The information filed by the State charged appellant with criminal conduct that occurred from October 1, 2000, through April 27, 2001. The statute defining sexual misconduct, Ark. Code Ann. § 5-14-107, was clearly in effect during this time frame. Under the provisions of Ark. Code Ann. § 1-2-120 and § 5-1-103(e), the sexual misconduct statute remained in effect for the purpose of prosecuting, convicting, and punishing all offenses committed prior to its repeal.

Appellant's reliance on Cousins v. State, 82 Ark. App. 84, 112 S.W.3d 373 (2003), is misplaced. In Cousins, the defendant was charged with having committed first-degree sexual abuse on September 13, 2001, and was found guilty by a jury. When the parties appeared for sentencing, the defendant moved to vacate the jury verdict on the grounds that the statute he had been convicted of violating was not in force at the time he was alleged to have committed the acts constituting the offense.
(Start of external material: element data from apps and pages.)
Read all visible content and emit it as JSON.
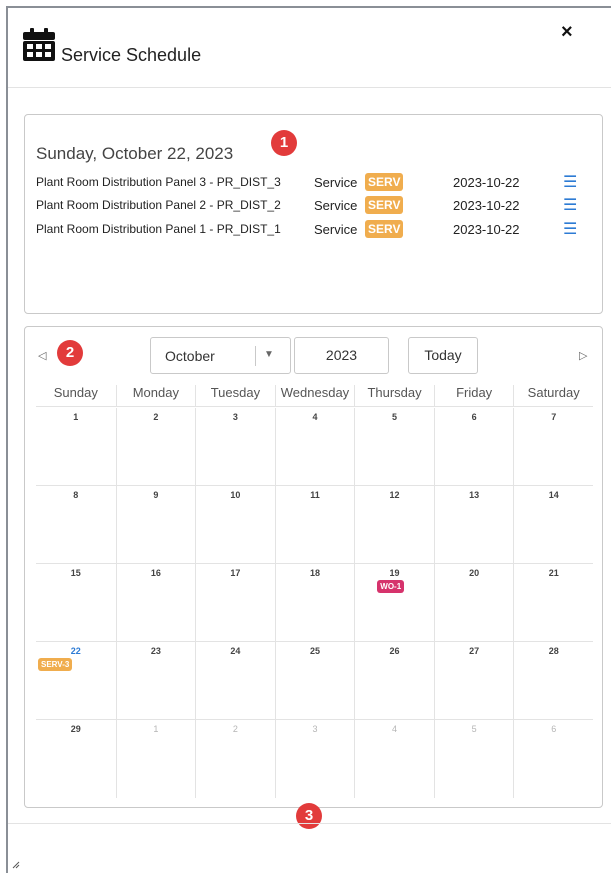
{
  "dialog": {
    "title": "Service Schedule",
    "close_label": "×"
  },
  "day_panel": {
    "date_heading": "Sunday, October 22, 2023",
    "events": [
      {
        "name": "Plant Room Distribution Panel 3 - PR_DIST_3",
        "type": "Service",
        "badge": "SERV",
        "date": "2023-10-22",
        "menu": "☰"
      },
      {
        "name": "Plant Room Distribution Panel 2 - PR_DIST_2",
        "type": "Service",
        "badge": "SERV",
        "date": "2023-10-22",
        "menu": "☰"
      },
      {
        "name": "Plant Room Distribution Panel 1 - PR_DIST_1",
        "type": "Service",
        "badge": "SERV",
        "date": "2023-10-22",
        "menu": "☰"
      }
    ]
  },
  "markers": [
    "1",
    "2",
    "3"
  ],
  "calendar": {
    "prev_arrow": "◁",
    "next_arrow": "▷",
    "month": "October",
    "caret": "▼",
    "year": "2023",
    "today_label": "Today",
    "weekdays": [
      "Sunday",
      "Monday",
      "Tuesday",
      "Wednesday",
      "Thursday",
      "Friday",
      "Saturday"
    ],
    "weeks": [
      [
        {
          "d": "1"
        },
        {
          "d": "2"
        },
        {
          "d": "3"
        },
        {
          "d": "4"
        },
        {
          "d": "5"
        },
        {
          "d": "6"
        },
        {
          "d": "7"
        }
      ],
      [
        {
          "d": "8"
        },
        {
          "d": "9"
        },
        {
          "d": "10"
        },
        {
          "d": "11"
        },
        {
          "d": "12"
        },
        {
          "d": "13"
        },
        {
          "d": "14"
        }
      ],
      [
        {
          "d": "15"
        },
        {
          "d": "16"
        },
        {
          "d": "17"
        },
        {
          "d": "18"
        },
        {
          "d": "19",
          "event": "WO-1",
          "event_color": "#d6336c"
        },
        {
          "d": "20"
        },
        {
          "d": "21"
        }
      ],
      [
        {
          "d": "22",
          "today": true,
          "event": "SERV-3",
          "event_color": "#f0ad4e"
        },
        {
          "d": "23"
        },
        {
          "d": "24"
        },
        {
          "d": "25"
        },
        {
          "d": "26"
        },
        {
          "d": "27"
        },
        {
          "d": "28"
        }
      ],
      [
        {
          "d": "29"
        },
        {
          "d": "1",
          "other": true
        },
        {
          "d": "2",
          "other": true
        },
        {
          "d": "3",
          "other": true
        },
        {
          "d": "4",
          "other": true
        },
        {
          "d": "5",
          "other": true
        },
        {
          "d": "6",
          "other": true
        }
      ]
    ]
  },
  "colors": {
    "accent": "#2d7bd4",
    "service_badge": "#f0ad4e",
    "work_order": "#d6336c",
    "marker": "#e23b3b"
  },
  "icons": {
    "header": "calendar-icon",
    "close": "close-icon",
    "menu": "hamburger-menu-icon",
    "prev": "triangle-left-icon",
    "next": "triangle-right-icon",
    "caret": "caret-down-icon",
    "grip": "resize-grip-icon"
  }
}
The statute defining first-degree sexual abuse, Ark. Code Ann. § 5-14-108 (Repl. 1997), was repealed by Act 1738 of 2001, which became effective on August 13, 2001. The trial court denied the defendant's motion, stating that the newly-enacted offense of second-degree sexual assault criminalized the identical conduct, and entered a judgment stating that the defendant had been convicted of second-degree sexual assault.

Noting that the language of the two statutes clearly differed, in that sexual abuse in the first degree could have been committed by touching the buttocks or sex organs, while a conviction of sexual assault in the second degree required touching of the sex organs, we agreed that the jury verdict should have been vacated. We held that, despite the trial court's entry of a judgment of conviction for second-degree sexual assault, it was clear that the defendant was tried for and found guilty of having committed first-degree sexual abuse after the statute proscribing that offense was repealed, and that this was error.

In Cousins, the criminal conduct occurred after the statute defining it as an offense had been repealed. In the case at bar, the criminal conduct occurred while the statute defining it as an offense was still in effect.

Two recent supreme court cases, though not directly on point, indicate that the time the offenses are committed determines which law applies to the situation. In Smith v. State, ___ Ark. ___, 118 S.W.3d 542 (2003), the defendant was convicted of twenty counts of violation of a minor in the first degree as defined in Ark. Code Ann. § 5-14-120 (Repl. 1997). The court observed in a footnote that although the General Assembly repealed Ark. Code Ann. § 5-4-120 in the 2001 legislative session, the repealing act became effective August 13, 2001, and did not apply because the defendant committed the offenses at issue before that date.

In Gates v. State, 353 Ark. 333, 107 S.W.3d 868 (2003), the court noted that Act 1569 of 1999, dealing with a trial court's subject-matter jurisdiction to modify or amend an original sentence once it was put into execution, did not apply retroactively to offenses committed prior to April 15, 1999, the effective date of the act. The court stated that in order for the act to apply to the facts in Gates, the act must have been in effect at the time the original crime was committed.

Based upon our statutory provisions regarding the effect of a repealed statute, the language found in the two supreme court cases cited above, and our decision in Cousins, we hold that, in deciding whether a defendant's conduct constitutes a criminal offense as defined by our statutes, the determinative date is the time period during which the criminal conduct occurred. Because we hold that appellant's motion in arrest of judgment was properly denied, we need not reach appellant's arguments regarding the timeliness of the motion or the propriety of a substituted judgment. We affirm the ruling of a trial court if it reached the right result, even though it may be for a different reason. Medlock v. State, 79 Ark. App. 447, 89 S.W.3d 357 (2002).

Affirmed.

Stroud, C.J., and Hart, J., agree.